The final hours of campaigning are a frenetic race for candidates to get face time with as many voters as possible – all riding on the hope that some of them haven’t voted yet, and that they can persuaded to vote one way or another. We sent VPR reporters out on the trail with the three leading gubernatorial candidates – we’ll hear from them about what they’ve observed in these final days of campaigning. (Listen)
And political analyst Eric Davis gives us his take on the key factors and polling numbers on the day before Election Day. (Listen)
Also in the program, what’s the value of newspaper endorsements? Angelo Lynn of the Addison Independent explains the tradition, and why his paper could make a choice in this year’s governor’s race. (Listen)
And a few older voters share their memories of elections long past. (Listen)
Andrew in Rockington:
I live in Rockingham and have been surprised that none of the candidates running for state or local office has canvassed us. I have also seen very few posters in the area although there are many in Chester. It has been hard to find who the candidates are and particularly what they will bring to the office they are running for. Naturally this does not include the presidential campaign but I wonder if any other candidates are serious.
Ken in Norwich:
I am still undecided. I’ve voted for Governor Douglas in the past, but this year feel less certain. I am concerned for the small farms that form the backbone of the Vermont identity, and I do not think that Governor Douglas’ close ties with AgriMark Corporation suggest that he will be out to serve the independent farmer’s best interests. But I have to confess that I don’t know much about either other candidates’ views or stances on helping Vermont independent farmers – especially dairy.
Christopher in Westminster:
The reason I’m not more excited by the gubernatorial race in Vermont is that candidates don’t seem to represent a change. I want to vote for creating the world I want rather than maintaing what exists. That means a different energy policy with renewed investment in railroads and public transit. I’m concerned for the Vermont economy and environment and want government priorites to reflect that.
Jon in Royalton:
It seems to me that if over 50% of Vermonters (say 25% Gaye, 35% Anthony) want someone else for governor, it would not be a bad thing to appoint a new governor.
David in Burlington:
I took advantage of the opportunity to vote early. I voted a few days before the televised debate between the three major gubernatorial candidates. A lifelong Democrat, I voted for Symington. I moved to Vermont several years ago and remain intrigued by the Progressive party. Anthony Pollina’s first comment whenever he was the third to speak hit quite a nerve: Listen to the existing (Republican) governor and the existing (Democratic) speaker of the house. That is exactly the gridlock we have been hearing repeatedly for the past six years. Had I waited to vote until after thiis debate my vote would have gone to Pollina. A major change at the top would change the gridlock, albeit like any such change, the effect would need to be tried to know exactly what would occur.
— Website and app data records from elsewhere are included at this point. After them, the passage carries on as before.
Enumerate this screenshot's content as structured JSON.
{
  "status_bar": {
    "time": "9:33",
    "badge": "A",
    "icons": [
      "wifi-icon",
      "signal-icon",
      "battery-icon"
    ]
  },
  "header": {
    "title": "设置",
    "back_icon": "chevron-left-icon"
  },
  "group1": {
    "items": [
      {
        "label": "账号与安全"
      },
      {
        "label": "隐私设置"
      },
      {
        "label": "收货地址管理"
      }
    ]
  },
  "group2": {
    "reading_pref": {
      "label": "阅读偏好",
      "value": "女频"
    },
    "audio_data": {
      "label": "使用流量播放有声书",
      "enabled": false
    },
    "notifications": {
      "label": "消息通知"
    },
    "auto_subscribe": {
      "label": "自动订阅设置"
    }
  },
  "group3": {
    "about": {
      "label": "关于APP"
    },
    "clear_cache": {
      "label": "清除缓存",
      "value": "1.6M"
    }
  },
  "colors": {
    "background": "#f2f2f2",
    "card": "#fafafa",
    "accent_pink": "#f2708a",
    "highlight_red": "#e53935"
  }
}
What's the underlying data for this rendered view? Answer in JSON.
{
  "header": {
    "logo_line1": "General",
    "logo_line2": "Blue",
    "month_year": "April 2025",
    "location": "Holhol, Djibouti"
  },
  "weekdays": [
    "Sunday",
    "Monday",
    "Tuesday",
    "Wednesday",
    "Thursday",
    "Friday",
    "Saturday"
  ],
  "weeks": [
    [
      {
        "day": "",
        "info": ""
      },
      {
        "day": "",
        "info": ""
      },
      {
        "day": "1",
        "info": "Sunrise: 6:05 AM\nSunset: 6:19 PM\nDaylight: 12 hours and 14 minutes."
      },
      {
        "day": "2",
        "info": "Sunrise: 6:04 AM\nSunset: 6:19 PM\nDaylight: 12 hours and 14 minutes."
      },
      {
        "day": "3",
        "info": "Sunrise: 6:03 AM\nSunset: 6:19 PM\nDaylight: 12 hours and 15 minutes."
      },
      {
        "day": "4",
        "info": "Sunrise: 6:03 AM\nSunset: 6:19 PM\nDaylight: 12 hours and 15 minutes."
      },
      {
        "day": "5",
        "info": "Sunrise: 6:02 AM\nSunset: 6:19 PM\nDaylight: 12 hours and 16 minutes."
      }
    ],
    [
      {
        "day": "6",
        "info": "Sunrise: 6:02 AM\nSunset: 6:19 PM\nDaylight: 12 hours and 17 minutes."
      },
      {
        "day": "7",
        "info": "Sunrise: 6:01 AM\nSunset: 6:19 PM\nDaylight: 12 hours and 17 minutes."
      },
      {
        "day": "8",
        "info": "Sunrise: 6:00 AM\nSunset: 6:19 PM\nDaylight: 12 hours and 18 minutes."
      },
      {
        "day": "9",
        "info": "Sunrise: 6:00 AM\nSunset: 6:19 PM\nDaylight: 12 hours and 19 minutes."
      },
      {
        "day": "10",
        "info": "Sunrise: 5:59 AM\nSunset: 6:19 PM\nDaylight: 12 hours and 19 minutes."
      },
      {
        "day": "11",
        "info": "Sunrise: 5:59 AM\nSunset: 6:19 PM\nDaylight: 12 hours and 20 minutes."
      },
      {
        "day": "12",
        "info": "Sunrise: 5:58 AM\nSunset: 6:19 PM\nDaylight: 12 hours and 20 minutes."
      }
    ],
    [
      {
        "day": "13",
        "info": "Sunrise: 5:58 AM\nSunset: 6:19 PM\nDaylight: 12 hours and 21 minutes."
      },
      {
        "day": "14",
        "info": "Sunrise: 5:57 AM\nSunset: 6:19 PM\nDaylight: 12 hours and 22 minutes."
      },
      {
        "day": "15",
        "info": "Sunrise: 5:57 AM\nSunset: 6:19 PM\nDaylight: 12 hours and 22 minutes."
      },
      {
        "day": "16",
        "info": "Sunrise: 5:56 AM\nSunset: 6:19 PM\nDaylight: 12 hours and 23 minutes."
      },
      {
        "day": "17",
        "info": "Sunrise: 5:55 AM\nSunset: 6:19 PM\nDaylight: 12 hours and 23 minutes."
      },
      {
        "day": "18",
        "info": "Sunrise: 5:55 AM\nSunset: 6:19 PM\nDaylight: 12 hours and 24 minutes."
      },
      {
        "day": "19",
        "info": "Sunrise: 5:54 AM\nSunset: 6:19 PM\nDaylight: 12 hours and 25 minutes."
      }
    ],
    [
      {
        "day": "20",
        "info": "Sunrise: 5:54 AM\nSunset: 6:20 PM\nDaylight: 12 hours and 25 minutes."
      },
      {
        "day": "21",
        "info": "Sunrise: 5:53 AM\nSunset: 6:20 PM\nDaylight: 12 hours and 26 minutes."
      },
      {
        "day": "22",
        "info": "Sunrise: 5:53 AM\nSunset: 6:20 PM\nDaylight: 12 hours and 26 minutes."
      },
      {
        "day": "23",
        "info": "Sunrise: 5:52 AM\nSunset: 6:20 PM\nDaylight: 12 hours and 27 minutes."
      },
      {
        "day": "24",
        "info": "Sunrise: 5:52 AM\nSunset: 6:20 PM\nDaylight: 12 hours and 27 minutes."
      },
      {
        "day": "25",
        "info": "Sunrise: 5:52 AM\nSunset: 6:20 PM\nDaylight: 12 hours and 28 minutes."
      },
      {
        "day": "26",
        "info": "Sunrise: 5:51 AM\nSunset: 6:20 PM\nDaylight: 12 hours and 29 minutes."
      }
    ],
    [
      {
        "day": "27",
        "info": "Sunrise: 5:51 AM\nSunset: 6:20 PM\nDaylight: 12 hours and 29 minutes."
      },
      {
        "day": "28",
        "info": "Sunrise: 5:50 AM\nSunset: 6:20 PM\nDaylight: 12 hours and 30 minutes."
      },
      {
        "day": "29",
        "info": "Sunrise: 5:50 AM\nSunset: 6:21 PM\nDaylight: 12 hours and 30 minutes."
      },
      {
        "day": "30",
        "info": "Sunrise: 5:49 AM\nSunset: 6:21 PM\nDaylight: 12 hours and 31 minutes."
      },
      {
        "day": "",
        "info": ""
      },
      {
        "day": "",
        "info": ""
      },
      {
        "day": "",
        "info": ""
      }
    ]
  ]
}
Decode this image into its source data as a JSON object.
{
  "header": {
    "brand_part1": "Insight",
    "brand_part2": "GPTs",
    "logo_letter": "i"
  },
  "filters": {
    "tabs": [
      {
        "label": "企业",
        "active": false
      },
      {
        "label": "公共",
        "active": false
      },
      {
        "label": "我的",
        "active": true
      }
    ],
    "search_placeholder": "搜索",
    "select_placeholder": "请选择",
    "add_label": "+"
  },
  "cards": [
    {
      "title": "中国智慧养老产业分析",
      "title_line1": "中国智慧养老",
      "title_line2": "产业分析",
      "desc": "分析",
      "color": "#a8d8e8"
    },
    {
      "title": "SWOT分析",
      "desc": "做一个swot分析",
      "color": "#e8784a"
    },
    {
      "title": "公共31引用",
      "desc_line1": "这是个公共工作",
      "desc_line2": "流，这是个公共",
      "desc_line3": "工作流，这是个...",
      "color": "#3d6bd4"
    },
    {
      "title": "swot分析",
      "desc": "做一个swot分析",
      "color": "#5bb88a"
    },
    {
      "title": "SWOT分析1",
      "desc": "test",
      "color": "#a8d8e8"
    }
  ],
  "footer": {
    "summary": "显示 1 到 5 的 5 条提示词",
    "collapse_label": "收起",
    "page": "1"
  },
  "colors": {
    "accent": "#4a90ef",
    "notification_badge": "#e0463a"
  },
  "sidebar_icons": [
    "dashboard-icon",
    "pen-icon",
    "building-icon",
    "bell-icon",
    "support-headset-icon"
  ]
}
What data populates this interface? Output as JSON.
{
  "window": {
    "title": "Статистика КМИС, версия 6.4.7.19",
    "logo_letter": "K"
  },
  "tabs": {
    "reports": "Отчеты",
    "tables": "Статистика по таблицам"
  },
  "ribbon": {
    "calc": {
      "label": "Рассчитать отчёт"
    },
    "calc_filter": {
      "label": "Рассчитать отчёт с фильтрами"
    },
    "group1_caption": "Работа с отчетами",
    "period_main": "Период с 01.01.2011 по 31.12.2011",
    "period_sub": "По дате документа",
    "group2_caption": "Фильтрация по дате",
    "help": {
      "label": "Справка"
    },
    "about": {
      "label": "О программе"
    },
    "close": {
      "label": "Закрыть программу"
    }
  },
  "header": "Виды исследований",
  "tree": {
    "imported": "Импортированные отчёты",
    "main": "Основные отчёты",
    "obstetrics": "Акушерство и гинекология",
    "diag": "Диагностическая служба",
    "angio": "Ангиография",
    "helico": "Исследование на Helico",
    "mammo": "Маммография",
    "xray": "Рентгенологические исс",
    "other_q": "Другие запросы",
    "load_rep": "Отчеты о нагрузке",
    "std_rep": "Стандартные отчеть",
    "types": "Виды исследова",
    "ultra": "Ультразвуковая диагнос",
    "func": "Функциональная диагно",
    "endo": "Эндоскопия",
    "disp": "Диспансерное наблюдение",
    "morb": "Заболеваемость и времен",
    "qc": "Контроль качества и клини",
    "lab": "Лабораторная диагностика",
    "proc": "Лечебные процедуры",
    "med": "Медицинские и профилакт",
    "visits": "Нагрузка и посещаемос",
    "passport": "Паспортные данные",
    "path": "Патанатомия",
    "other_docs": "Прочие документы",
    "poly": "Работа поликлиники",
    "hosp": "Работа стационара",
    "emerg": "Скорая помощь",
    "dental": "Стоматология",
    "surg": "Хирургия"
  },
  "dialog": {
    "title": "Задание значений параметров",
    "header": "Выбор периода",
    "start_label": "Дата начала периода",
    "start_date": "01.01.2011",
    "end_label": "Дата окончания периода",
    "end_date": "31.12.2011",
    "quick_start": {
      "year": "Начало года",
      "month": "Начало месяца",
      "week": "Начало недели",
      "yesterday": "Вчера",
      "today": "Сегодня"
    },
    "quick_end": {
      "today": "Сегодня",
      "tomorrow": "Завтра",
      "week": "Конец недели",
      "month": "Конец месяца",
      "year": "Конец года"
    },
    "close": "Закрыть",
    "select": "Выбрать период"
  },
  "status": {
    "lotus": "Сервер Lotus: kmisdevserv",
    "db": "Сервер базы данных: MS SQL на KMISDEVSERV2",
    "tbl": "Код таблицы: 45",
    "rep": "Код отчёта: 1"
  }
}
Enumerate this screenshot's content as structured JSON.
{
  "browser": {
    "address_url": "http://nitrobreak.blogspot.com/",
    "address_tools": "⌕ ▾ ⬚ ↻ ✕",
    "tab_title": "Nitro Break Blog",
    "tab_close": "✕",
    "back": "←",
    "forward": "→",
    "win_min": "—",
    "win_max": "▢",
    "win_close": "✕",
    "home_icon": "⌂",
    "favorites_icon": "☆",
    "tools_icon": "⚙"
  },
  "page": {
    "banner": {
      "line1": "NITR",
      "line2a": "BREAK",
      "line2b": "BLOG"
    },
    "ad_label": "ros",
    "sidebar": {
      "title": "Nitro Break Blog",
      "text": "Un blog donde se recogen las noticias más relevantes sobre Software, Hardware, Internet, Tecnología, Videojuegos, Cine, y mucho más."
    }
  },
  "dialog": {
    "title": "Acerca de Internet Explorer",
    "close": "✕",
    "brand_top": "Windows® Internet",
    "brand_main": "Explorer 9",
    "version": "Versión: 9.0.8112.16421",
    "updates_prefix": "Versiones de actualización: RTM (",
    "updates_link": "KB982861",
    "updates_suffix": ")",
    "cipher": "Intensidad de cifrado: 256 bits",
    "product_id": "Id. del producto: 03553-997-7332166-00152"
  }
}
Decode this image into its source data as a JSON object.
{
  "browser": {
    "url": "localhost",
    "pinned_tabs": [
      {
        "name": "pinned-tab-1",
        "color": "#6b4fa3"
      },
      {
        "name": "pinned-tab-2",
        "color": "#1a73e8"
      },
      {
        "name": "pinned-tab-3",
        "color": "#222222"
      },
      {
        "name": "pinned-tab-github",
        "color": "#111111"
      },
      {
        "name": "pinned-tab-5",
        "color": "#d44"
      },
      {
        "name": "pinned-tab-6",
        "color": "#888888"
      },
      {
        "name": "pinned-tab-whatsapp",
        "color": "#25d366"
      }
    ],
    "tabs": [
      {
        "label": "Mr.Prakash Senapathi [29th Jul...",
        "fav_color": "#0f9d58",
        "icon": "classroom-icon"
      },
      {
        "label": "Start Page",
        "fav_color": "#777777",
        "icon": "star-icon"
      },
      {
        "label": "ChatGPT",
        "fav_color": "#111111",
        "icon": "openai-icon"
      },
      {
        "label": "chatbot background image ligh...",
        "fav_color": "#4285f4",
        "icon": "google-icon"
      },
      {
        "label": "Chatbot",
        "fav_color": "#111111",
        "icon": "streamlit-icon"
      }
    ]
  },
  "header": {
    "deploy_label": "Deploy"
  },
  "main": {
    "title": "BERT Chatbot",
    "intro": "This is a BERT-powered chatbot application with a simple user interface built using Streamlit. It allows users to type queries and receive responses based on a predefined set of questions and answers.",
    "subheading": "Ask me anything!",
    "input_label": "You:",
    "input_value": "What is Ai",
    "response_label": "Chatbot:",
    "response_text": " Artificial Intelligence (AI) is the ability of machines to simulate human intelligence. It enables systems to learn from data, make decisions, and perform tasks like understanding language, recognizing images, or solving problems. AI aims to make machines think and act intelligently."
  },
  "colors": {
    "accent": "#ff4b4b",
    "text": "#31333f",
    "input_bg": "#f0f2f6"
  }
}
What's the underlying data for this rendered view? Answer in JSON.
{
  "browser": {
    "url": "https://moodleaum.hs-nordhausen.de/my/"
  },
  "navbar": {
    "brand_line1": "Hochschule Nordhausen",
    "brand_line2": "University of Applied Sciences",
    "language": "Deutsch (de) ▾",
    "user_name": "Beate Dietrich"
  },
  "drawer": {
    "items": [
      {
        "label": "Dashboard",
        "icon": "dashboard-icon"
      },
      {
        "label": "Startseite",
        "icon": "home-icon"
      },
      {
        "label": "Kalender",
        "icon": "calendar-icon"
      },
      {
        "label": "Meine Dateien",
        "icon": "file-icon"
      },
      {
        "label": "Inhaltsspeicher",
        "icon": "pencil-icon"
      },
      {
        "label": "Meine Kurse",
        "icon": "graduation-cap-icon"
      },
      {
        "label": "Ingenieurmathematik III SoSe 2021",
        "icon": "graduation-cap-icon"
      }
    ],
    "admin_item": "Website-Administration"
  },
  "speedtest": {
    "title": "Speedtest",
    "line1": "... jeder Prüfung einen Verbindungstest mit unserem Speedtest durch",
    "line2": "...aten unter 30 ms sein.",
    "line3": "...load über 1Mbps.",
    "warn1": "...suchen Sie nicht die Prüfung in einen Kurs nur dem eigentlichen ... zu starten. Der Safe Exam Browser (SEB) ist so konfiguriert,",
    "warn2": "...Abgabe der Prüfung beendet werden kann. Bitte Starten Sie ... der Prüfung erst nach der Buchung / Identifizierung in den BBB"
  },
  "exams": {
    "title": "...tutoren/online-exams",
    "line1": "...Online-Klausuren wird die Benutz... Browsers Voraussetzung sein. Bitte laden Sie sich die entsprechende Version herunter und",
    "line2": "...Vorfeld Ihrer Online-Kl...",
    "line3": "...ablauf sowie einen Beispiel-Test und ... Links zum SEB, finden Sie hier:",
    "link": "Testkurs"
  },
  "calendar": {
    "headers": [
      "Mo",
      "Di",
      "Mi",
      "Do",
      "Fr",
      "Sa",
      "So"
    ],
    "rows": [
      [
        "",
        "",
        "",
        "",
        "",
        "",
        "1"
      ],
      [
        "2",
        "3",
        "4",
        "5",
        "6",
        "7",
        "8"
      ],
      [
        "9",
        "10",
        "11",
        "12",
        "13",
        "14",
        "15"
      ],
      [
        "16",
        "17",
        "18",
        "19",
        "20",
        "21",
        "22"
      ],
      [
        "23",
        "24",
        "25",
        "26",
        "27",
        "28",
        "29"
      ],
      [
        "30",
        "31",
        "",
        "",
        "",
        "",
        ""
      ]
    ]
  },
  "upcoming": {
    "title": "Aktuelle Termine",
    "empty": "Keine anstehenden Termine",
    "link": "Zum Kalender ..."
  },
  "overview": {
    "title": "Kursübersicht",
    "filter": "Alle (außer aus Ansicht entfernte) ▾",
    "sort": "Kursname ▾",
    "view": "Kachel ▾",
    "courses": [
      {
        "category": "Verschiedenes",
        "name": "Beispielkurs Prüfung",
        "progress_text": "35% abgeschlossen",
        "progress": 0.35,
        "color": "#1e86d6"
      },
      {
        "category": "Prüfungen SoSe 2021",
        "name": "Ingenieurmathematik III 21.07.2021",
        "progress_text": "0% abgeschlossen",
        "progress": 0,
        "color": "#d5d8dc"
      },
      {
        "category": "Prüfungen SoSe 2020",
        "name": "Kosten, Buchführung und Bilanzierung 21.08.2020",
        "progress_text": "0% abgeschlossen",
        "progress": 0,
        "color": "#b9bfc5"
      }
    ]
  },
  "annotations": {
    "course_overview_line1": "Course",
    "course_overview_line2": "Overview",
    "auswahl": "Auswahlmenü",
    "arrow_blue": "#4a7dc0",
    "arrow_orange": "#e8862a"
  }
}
I am ready to take that chance in Vermont. I actually regret voting so early, although it was quite easy and a good experience otherwise.
Michael in Rutland:
I understand that the latest on this is that some Democrats and some Progressives in the Legislature are vowing to support "their" respective candidate if the governor’s race goes to the Statehouse. Does Professor Davis think that when push comes to shove the Representatives will not vote for the top vote getter, as has been the tradition? If so, what do you think the repercussions will be?
Eben in Panton:
The eleventh hour attacks mailed by Governor Douglas towards Anthony Pollina underscore how successful Mr. Pollina has been in this campaign and how low Mr. Douglas feels he must go to win his "sure thing" election. The Douglas attacks, which go after Pollina’s management of the Vermont Milk Company, should be taken personally by each and every small business owner in this state and beyond. Questioning how Pollina could run Vermont if he couldn’t even manage a small business is a prime example of exactly how out of touch Dovernor Douglas is with the massive undertaking it is to start and operate a small business, especially in today’s horrible economic climate. An economic climate, which has unfolded during the governor’s leadership in Montpelier. Say what you will about Anthony Pollina’s management of the Vermont MilkCompany, the real story here is that Mr. Pollina has the guts to try something new along with the understanding needed to help Vermonters realize their true agriculture potential. The fact that the Vermont Milk Company still exists and that one of its investors contributed to Pollina’s campaign should tell us that his ideas have merit well beyond the stuck in the rut farming policies of the Douglas administration.